Poker is a card game that requires both skill and luck to win. It also teaches players how to assess risks and handle losses. These skills are important in business, especially for managers and leaders. In addition, poker is a great way to improve your concentration. It forces you to focus on the cards and your opponents’ actions, while keeping a clear mind. This will help you avoid making foolish bets and chasing losses.
In poker, each player puts chips into the pot in turn, according to the rules of the particular poker variant being played. These chips represent money, for which the game is almost always played. Players can also “raise” a bet, adding more money to the pot, or “call” a bet without raising it. In either case, the number of chips a player contributes to the pot must be at least equal to the amount contributed by the player to his or her left.
Once all the bets have been placed, the dealer shuffles the deck, and the players receive their cards. Each player has two personal cards, known as hole cards, and five community cards that all players share. The player with the best hand wins the pot.
To play poker, you must be able to read your opponent’s body language and tells, as well as understand their betting patterns. In addition, you must know how to manage your bankroll. A good rule of thumb is to only play with money that you can afford to lose. This will ensure that you do not become emotional and make irrational decisions, which can cost you your winnings.

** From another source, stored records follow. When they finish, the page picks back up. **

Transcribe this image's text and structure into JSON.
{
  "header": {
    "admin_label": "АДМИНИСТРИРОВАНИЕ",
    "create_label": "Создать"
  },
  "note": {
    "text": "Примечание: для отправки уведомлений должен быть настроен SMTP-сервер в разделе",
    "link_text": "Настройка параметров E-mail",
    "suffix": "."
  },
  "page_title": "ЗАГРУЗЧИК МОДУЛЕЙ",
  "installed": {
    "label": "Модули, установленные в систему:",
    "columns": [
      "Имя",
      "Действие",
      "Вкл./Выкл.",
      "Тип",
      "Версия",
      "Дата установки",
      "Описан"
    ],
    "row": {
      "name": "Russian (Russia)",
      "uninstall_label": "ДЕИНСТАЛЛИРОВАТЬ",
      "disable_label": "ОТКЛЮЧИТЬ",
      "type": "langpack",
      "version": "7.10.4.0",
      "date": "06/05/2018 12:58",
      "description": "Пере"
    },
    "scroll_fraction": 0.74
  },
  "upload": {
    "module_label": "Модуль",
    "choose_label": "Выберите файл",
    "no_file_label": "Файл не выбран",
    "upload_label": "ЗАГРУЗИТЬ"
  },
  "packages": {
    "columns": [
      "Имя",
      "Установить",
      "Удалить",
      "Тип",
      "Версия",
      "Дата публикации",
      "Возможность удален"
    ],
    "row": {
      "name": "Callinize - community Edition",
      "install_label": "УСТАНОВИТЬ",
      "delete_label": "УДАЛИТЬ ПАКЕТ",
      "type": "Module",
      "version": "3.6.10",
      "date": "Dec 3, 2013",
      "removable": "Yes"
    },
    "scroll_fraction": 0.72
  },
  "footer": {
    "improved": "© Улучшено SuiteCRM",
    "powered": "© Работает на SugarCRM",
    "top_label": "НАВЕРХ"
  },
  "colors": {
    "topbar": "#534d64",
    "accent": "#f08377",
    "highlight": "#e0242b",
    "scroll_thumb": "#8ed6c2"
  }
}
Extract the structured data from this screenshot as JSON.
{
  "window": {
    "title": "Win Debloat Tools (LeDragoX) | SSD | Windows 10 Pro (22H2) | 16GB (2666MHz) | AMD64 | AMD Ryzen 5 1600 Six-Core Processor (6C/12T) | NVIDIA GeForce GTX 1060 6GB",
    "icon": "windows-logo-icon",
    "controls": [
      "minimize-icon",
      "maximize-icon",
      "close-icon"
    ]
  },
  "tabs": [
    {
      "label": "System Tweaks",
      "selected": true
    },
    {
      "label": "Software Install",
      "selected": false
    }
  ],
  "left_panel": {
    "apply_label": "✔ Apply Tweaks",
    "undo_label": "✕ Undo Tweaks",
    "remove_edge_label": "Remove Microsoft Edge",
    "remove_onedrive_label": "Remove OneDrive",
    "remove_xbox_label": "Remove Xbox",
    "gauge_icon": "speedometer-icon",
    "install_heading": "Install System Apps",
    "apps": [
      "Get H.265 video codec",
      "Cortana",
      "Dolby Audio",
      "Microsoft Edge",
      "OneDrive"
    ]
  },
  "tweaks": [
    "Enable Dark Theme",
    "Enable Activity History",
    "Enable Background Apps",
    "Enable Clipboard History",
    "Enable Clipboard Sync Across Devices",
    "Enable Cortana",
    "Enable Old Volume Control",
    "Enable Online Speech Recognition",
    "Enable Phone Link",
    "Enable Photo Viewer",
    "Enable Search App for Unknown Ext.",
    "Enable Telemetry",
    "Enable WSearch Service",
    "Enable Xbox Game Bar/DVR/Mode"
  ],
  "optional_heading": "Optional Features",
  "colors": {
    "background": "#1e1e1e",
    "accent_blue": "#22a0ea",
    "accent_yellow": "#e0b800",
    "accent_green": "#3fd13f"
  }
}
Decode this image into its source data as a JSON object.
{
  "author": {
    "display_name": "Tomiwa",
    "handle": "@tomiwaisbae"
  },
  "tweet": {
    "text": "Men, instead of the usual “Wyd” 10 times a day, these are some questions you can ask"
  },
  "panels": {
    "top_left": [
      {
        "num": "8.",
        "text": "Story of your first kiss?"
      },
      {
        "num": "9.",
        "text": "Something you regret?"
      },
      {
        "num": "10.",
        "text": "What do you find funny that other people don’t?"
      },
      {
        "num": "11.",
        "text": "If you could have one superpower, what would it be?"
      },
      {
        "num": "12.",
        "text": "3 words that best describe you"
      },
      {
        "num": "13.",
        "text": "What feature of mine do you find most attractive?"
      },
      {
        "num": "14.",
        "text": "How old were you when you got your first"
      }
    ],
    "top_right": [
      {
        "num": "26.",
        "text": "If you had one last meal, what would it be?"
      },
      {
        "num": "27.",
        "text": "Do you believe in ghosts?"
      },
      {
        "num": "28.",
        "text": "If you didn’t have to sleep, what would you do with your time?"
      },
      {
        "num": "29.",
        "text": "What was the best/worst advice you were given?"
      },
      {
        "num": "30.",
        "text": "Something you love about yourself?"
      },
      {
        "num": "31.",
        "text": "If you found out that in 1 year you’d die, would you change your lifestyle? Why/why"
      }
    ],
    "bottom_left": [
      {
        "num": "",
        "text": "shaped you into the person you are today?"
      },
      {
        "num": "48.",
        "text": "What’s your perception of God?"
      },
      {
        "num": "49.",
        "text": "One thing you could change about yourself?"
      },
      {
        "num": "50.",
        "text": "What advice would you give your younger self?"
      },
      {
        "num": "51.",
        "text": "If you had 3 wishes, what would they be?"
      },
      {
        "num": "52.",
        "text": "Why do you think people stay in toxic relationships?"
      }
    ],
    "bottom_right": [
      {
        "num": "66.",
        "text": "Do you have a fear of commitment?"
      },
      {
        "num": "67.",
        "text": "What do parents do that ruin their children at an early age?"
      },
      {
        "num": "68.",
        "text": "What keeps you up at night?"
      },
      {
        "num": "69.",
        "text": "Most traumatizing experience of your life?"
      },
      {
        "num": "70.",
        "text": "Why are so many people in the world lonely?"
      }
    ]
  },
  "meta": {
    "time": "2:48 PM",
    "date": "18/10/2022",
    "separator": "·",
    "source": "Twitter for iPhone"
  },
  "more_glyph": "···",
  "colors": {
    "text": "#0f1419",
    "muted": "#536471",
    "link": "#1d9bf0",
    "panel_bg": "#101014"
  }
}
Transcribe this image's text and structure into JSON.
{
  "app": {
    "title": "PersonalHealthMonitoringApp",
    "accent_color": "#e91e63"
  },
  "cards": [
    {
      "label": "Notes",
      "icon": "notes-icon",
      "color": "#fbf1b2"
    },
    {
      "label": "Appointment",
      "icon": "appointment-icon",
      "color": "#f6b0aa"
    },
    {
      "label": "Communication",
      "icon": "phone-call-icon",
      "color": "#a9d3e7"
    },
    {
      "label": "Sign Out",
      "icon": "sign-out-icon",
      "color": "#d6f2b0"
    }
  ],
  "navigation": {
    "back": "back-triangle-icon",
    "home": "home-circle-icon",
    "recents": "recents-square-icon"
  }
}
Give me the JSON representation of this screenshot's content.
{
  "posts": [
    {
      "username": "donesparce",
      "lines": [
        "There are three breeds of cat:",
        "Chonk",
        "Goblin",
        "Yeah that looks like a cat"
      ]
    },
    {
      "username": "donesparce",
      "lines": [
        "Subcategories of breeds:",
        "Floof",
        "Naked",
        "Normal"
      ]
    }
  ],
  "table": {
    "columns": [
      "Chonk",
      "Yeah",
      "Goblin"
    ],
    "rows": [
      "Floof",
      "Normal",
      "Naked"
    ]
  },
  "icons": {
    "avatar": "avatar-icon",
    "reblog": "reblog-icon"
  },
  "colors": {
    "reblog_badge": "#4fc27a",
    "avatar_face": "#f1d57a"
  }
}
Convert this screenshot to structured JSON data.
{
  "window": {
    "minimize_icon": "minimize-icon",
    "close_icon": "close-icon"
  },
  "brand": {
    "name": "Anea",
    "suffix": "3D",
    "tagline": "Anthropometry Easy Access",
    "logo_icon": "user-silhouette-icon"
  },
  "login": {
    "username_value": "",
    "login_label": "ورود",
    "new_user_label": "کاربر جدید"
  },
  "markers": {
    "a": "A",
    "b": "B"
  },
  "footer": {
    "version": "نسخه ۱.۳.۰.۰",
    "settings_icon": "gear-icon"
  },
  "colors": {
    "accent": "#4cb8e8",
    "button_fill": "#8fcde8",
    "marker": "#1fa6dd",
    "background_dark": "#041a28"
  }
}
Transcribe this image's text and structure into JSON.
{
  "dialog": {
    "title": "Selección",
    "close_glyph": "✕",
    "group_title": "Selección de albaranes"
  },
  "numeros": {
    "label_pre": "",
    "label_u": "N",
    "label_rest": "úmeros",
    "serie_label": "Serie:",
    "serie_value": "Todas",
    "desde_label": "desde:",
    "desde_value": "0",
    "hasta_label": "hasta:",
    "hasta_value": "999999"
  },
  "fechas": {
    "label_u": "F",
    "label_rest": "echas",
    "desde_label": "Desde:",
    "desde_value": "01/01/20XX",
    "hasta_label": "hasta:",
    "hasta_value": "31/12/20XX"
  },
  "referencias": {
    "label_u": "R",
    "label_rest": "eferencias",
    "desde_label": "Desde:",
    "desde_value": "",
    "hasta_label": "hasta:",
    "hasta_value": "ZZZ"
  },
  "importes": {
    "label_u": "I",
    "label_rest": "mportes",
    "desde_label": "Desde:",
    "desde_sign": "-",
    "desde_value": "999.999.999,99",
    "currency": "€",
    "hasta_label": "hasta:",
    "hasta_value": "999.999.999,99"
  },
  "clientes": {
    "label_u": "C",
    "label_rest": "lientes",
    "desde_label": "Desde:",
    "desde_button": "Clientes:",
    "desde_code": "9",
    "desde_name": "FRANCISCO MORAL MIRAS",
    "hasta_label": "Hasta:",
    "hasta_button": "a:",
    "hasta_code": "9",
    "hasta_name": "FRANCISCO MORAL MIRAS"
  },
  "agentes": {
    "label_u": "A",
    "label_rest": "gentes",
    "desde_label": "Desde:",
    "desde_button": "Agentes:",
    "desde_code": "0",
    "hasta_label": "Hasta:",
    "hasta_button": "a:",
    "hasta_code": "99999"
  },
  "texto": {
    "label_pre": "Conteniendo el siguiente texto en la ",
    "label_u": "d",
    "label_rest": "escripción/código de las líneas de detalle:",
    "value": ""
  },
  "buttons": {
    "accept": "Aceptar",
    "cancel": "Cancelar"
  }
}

As you become a better poker player, you will find that your opponents have different tendencies that you can exploit. For instance, you may notice that a particular player always raises with weak hands or folds to pressure. This type of information can be valuable, as it will allow you to target your aggression at the correct times.
In addition to studying the game of poker, you can also read tips and practice them at the table. When you learn a new tip, apply it on the felt and then study your opponents’ actions afterward. Repeat this process for each tip that you learn. By doing this, you will improve your poker game quickly. However, don’t forget that there are a lot of different strategies in poker, so it is crucial to create your own unique approach to the game. You can do this by analyzing your past results and taking notes on your opponents’ behavior. You can also discuss your strategy with other poker players for a more objective assessment. Finally, don’t be afraid to tweak your strategy based on the feedback you get from others. This is how many professional poker players have developed their skills.